Fortress Fund Managers hailed Barbados’ 11.8% economic growth in the first three months of this year as an encouraging sign for financial markets.
However, company officials say continued economic growth will be key as they reported reduced risk from holding government bonds which Fortress has continued to add to its holdings.
During a lunchtime meeting on Wednesday, Fortress Fund Managers Chief Investment Officer Peter Arender said the recently released first quarter results for the Barbados economy were promising, although he recognized a path difficult to navigate in the short term due to rising inflation and other global challenges.
“GDP growth in the first quarter was just under 12% on an annualized basis, which is encouraging. We always come out of a pretty deep hole that happened [due to] the drop in tourism due to the pandemic closures, but it’s definitely going in the right direction,” he said.
Arender said that with the tourism sector not yet operating at pre-COVID-19 levels and the global economy continuing to recover as central banks tightened monetary policies and inflation rose, it was essential for Barbados to maintain its growth rate, which he said was essential for investment. .

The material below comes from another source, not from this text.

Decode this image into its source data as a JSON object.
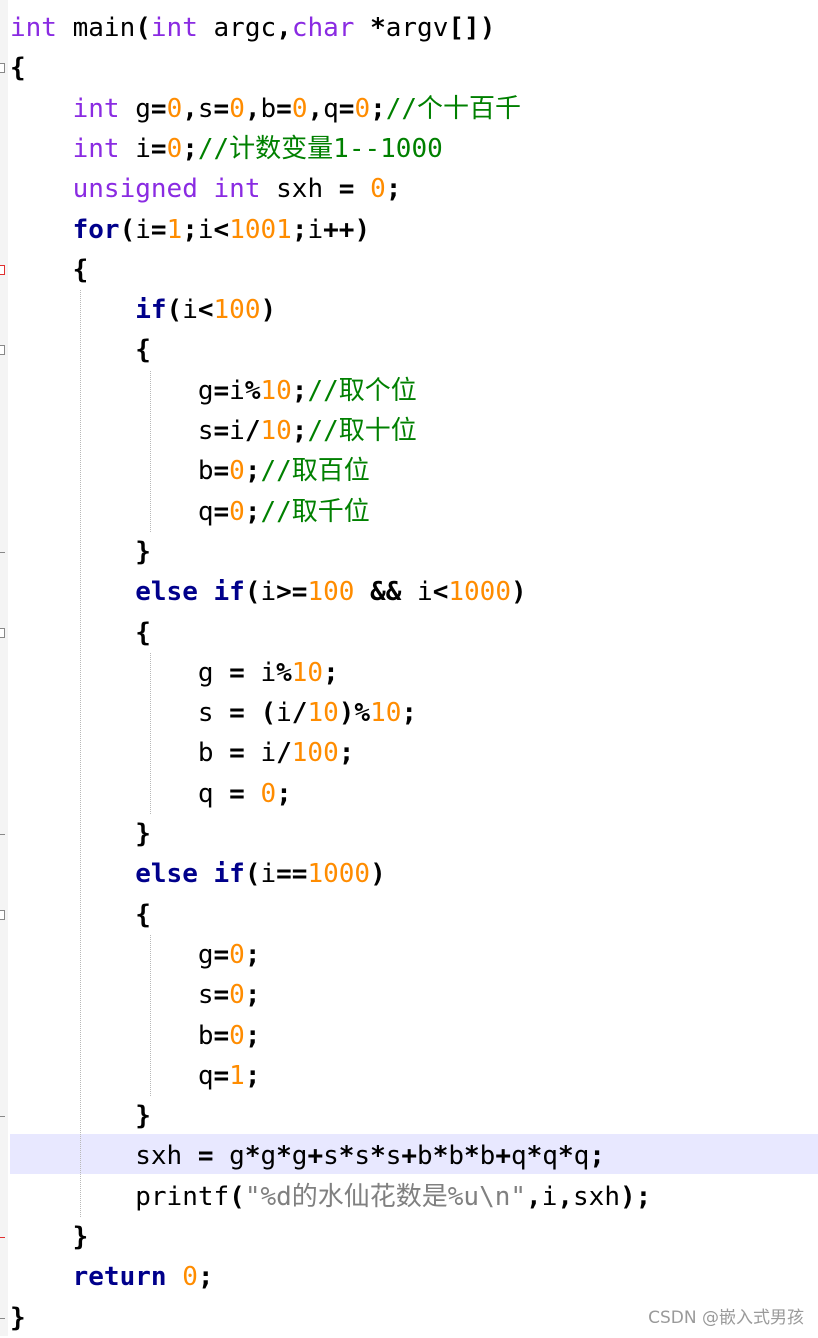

For the first three months of this year, Fortress posted mixed results, but mostly solid gains in its three Barbadian dollar funds – the Caribbean Growth Fund, the Caribbean High Interest Fund and the Caribbean Pension Fund.
The Caribbean Growth Fund was up 3.6% for the quarter and up 16.5% from a year ago. The Caribbean High Interest Fund was down 1.8% over the review period and therefore down 0.2% over the past year.
Meanwhile, the Caribbean Pension Fund, which invests in stocks and bonds in different proportions across three equity classes, returned between -0.9% and 2.5% in the first three months. They have increased between 2.3% and 13.1% over the past year.
Approximately 12% of the Caribbean High Interest Fund’s portfolio is made up of Barbados government bonds.
Chief investment officer at Fortress Fund Managers, Roger Cave, revealed that the company bought some of the $125 million in government-issued treasury bills last November, three years after completing its debt restructuring program .
Cave said that before the restructuring, Fortress’ exposure was “very low”, adding that he wished there were “more bond opportunities” in Barbados.
“There is not a wide range or supply of corporate bonds. We wish there was a wider spread of those,” he said, adding that he expected interest rates on bonds to recover in the coming months.
Cave explained that several risk factors are considered when underwriting government bonds, including fiscal performance and debt levels.
“…Going forward, we expect that now that COVID is largely behind us and the economy is picking up, we will get back on track to reduce our debt levels and put order in our deficits. So that’s what we expect to see and hope that’s what happens,” he said.
Clarifying that bonds were only a small part of a “broadly diversified fixed income portfolio”, Arender added that the decision to invest in government bonds was also based on potential risks.
Stressing the importance of economic growth from the restructuring process, he said, “Without economic growth, all the assumptions made about restructuring, etc., just don’t hold up. So really, I would strongly suggest that we don’t take our eyes off this ball. The ball is growth and we need to collectively make sure we generate that somehow.
Arender said Fortress continues to see steady savings among investors.
He also reported that some people were able to increase their investment despite continuing difficulties resulting from rising inflation.
“We see continued interest. Yields on bank accounts are very low, so people are naturally looking for alternatives, and the long-term value proposition for investing in good quality assets for many years remains just as important and necessary as it used to be. a year ago, five years ago … and as we expect, it will be five or ten years from now,” the senior Fortress official said..